And gripped the ground and grasped the air,

Staggered, and strove to stand.

He bent them back with spear and spade,

With desperate dyke and wall,

With foemen leaning on his shield

And roaring on him when he reeled;

And no help came at all.

He broke them with a broken sword

A little towards the sea,

And for one hour of panting peace,

Ringed with a roar that would not cease,

With golden crown and girded fleece

Made laws under a tree.

The Northmen came about our land

A Christless chivalry:

Who knew not of the arch or pen,

Great, beautiful half-witted men

From the sunrise and the sea.

Misshapen ships stood on the deep

Full of strange gold and fire,

And hairy men, as huge as sin

With horned heads, came wading in

Through the long, low sea-mire.

Our towns were shaken of tall kings

With scarlet beards like blood:

The world turned empty where they trod,

They took the kindly cross of God

And cut it up for wood.

Their souls were drifting as the sea,

And all good towns and lands

They only saw with heavy eyes,

And broke with heavy hands,

Their gods were sadder than the sea,

Gods of a wandering will,

Who cried for blood like beasts at night,

Sadly, from hill to hill.

They seemed as trees walking the earth,

As witless and as tall,

Yet they took hold upon the heavens

And no help came at all.

They bred like birds in English woods,

They rooted like the rose,

When Alfred came to Athelney

To hide him from their bows

There was not English armour left,

Nor any English thing,

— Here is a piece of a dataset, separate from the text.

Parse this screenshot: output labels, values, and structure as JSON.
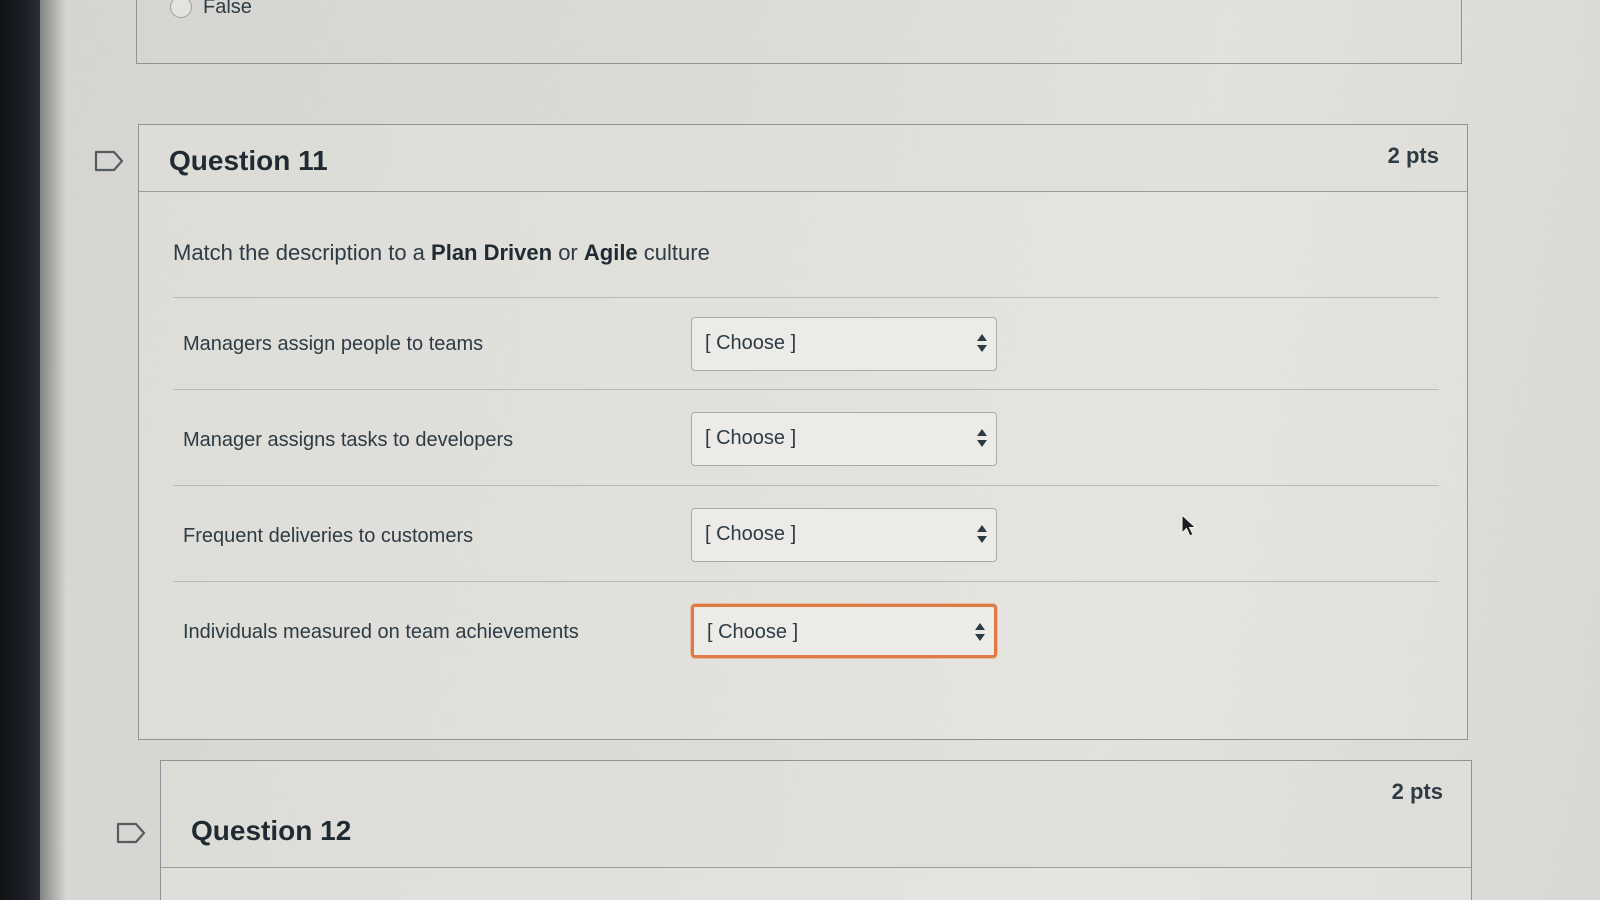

When Alfred came to Athelney

To be an English king.

For earthquake swallowing earthquake

Uprent the Wessex tree;

The whirlpool of the pagan sway

Had swirled his sires as sticks away

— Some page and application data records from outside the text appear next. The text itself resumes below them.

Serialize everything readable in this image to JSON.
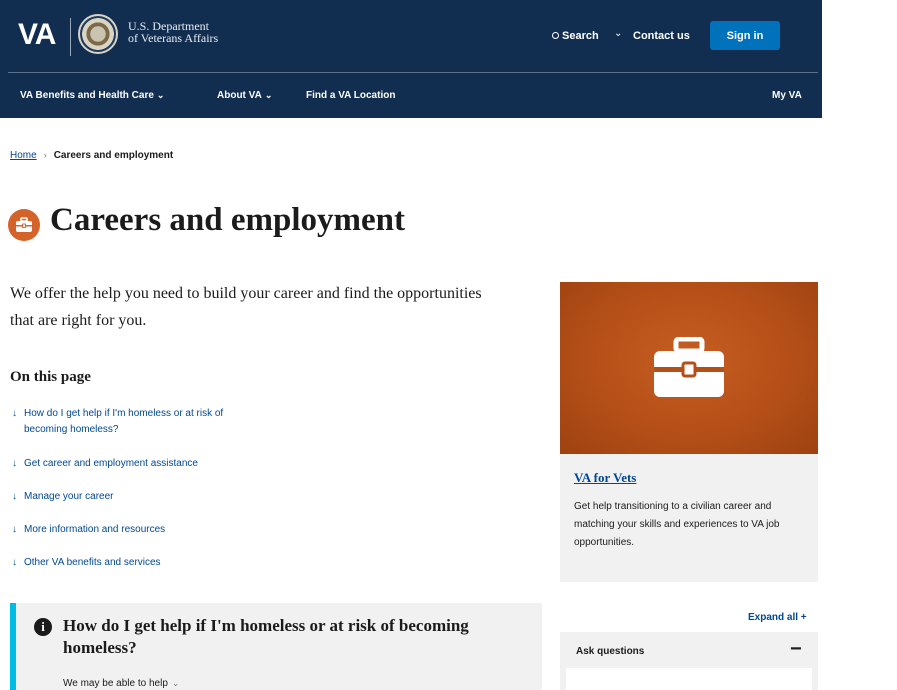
{
  "header": {
    "logo_text": "VA",
    "dept_line1": "U.S. Department",
    "dept_line2": "of Veterans Affairs",
    "search_label": "Search",
    "contact_label": "Contact us",
    "signin_label": "Sign in",
    "nav": {
      "benefits_label": "VA Benefits and Health Care",
      "about_label": "About VA",
      "find_label": "Find a VA Location",
      "myva_label": "My VA"
    }
  },
  "breadcrumb": {
    "home": "Home",
    "current": "Careers and employment"
  },
  "page": {
    "title": "Careers and employment",
    "intro": "We offer the help you need to build your career and find the opportunities that are right for you.",
    "on_this_page": "On this page",
    "toc": [
      {
        "label": "How do I get help if I'm homeless or at risk of becoming homeless?"
      },
      {
        "label": "Get career and employment assistance"
      },
      {
        "label": "Manage your career"
      },
      {
        "label": "More information and resources"
      },
      {
        "label": "Other VA benefits and services"
      }
    ]
  },
  "alert": {
    "title": "How do I get help if I'm homeless or at risk of becoming homeless?",
    "subtext": "We may be able to help"
  },
  "promo": {
    "link": "VA for Vets",
    "text": "Get help transitioning to a civilian career and matching your skills and experiences to VA job opportunities."
  },
  "sidebar": {
    "expand_all": "Expand all +",
    "accordion_label": "Ask questions",
    "accordion_toggle": "−"
  },
  "colors": {
    "header_bg": "#112e51",
    "signin_bg": "#0071bb",
    "accent_orange": "#d4632a",
    "link_blue": "#004795",
    "alert_border": "#00bde3"
  },
  "icons": {
    "search": "search-icon",
    "title": "briefcase-icon",
    "promo": "toolbox-icon",
    "alert": "info-icon"
  }
}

When a flood smites the sea.

And the great kings of Wessex

Wearied and sank in gore,

And even their ghosts in that great stress

Grew greyer and greyer, less and less,

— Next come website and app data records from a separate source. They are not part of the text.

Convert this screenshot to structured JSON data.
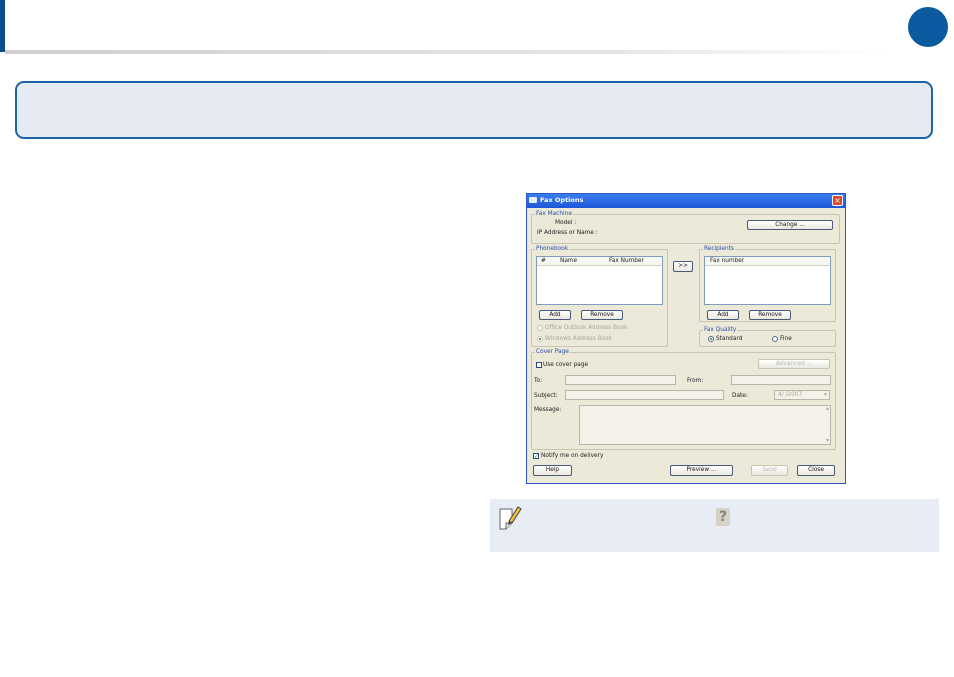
{
  "dialog": {
    "title": "Fax Options",
    "fax_machine": {
      "legend": "Fax Machine",
      "model_label": "Model :",
      "ip_label": "IP Address or Name :",
      "change_button": "Change ..."
    },
    "phonebook": {
      "legend": "Phonebook",
      "columns": [
        "#",
        "Name",
        "Fax Number"
      ],
      "add_button": "Add",
      "remove_button": "Remove",
      "source_options": [
        "Office Outlook Address Book",
        "Windows Address Book"
      ],
      "selected_source": "Windows Address Book"
    },
    "transfer_button": ">>",
    "recipients": {
      "legend": "Recipients",
      "column": "Fax number",
      "add_button": "Add",
      "remove_button": "Remove"
    },
    "fax_quality": {
      "legend": "Fax Quality",
      "options": [
        "Standard",
        "Fine"
      ],
      "selected": "Standard"
    },
    "cover_page": {
      "legend": "Cover Page",
      "use_cover_label": "Use cover page",
      "use_cover_checked": false,
      "advanced_button": "Advanced ...",
      "to_label": "To:",
      "from_label": "From:",
      "subject_label": "Subject:",
      "date_label": "Date:",
      "date_value": "4/  /2007",
      "message_label": "Message:"
    },
    "notify_label": "Notify me on delivery",
    "notify_checked": true,
    "help_button": "Help",
    "preview_button": "Preview ...",
    "send_button": "Send",
    "close_button": "Close"
  },
  "icons": {
    "note": "pencil-note-icon",
    "help": "question-mark-icon",
    "close": "close-icon"
  },
  "colors": {
    "accent": "#0b5aa0",
    "title_box_fill": "#e6ebf3",
    "note_fill": "#e8ecf5"
  }
}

With the lords that died in Lyonesse

And the king that comes no more.

And the God of the Golden Dragon

Was dumb upon his throne,

And the lord of the Golden Dragon

Ran in the woods alone.

And if ever he climbed the crest of luck

And set the flag before,

Returning as a wheel returns,

Came ruin and the rain that burns,

And all began once more.

And naught was left King Alfred

But shameful tears of rage,

In the island in the river

In the end of all his age.

In the island in the river

He was broken to his knee:

And he read, writ with an iron pen,

That God had wearied of Wessex men

And given their country, field and fen,

To the devils of the sea.

And he saw in a little picture,

Tiny and far away,

His mother sitting in Egbert’s hall,

And a book she showed him, very small,

Where a sapphire Mary sat in stall

With a golden Christ at play.

It was wrought in the monk’s slow manner,

From silver and sanguine shell,

Where the scenes are little and terrible,

Keyholes of heaven and hell.

In the river island of Athelney,